Mentions: Many studies have demonstrated that AJs are more than simply the cadherin–catenin “core”. Searching the literature, we previously found over 170 proteins reported to be associated with the “core”. We call this network of proteins and their interactions the cadhesome (Zaidel-Bar, 2013). To determine when in evolution cadhesome proteins first appeared we first clustered similar proteins into families, yielding the “simplified” cadhesome, and then determined in what phyla a representative of each family first appeared (Fig. 4). This is depicted in graphical form in Fig. 8, where evolutionary age is color-coded, function is shape-coded, and position is a function of whether the human protein interacts directly or indirectly with the “core”. As evident in Fig. 8, protein families with pre-metazoa origins (colored red, orange, and yellow) make up ∼70% of this “simplified” cadhesome, and many of these interact with the “core” (innermost shell). That so many ancient proteins interact with the “core” directly (“shell 1”), coupled with the pre-metazoa origins of the catenins, seems to suggest that much of the AJ regulatory network may have been in place prior to metazoa. This helps to explain how the transition from uni- to multicellular life forms could take place, but it also elicits important questions: for example, what was the function of cadhesome proteins before AJs existed? How were so many pre-existing proteins and networks incorporated and integrated by so few novel proteins?
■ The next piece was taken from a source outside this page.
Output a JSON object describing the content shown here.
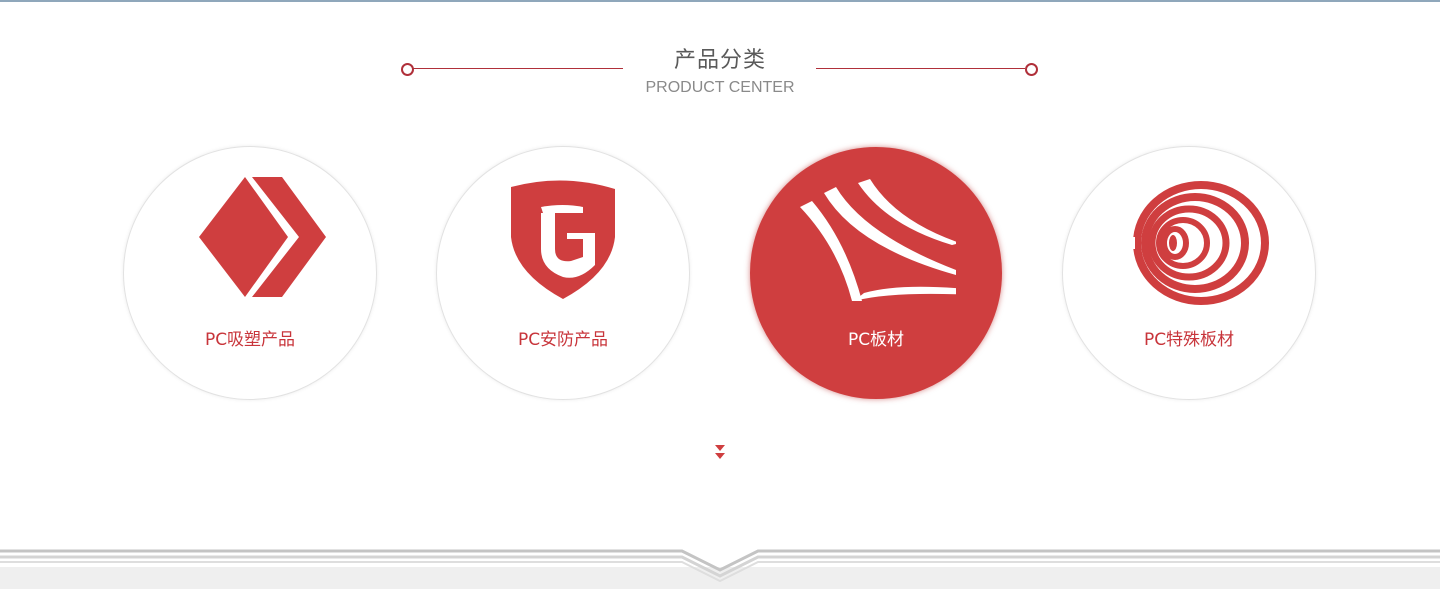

Bottom Line: We found that the transition to multicellularity was accompanied by the appearance of a small number of adaptor proteins, and we show how these proteins may have helped to integrate pre-metazoan sub-networks via PDZ domain-peptide interactions.Finally, we found the increase in network complexity in higher metazoans to have been driven primarily by expansion of paralogs.In summary, our analysis helps to explain how the complex protein network associated with cadherin at adherens junctions first came together in the first metazoan and how it evolved into the even more complex mammalian cadhesome.

View Article: PubMed Central - PubMed

Affiliation: Department of Biochemistry and Molecular Biophysics, Columbia University, New York, NY 10032, USA Center of Computational Biology and Bioinformatics, Department of Systems Biology, Columbia University, Irving Cancer Research Center, New York, NY 10032, USA.

No MeSH data available.


Related in: MedlinePlus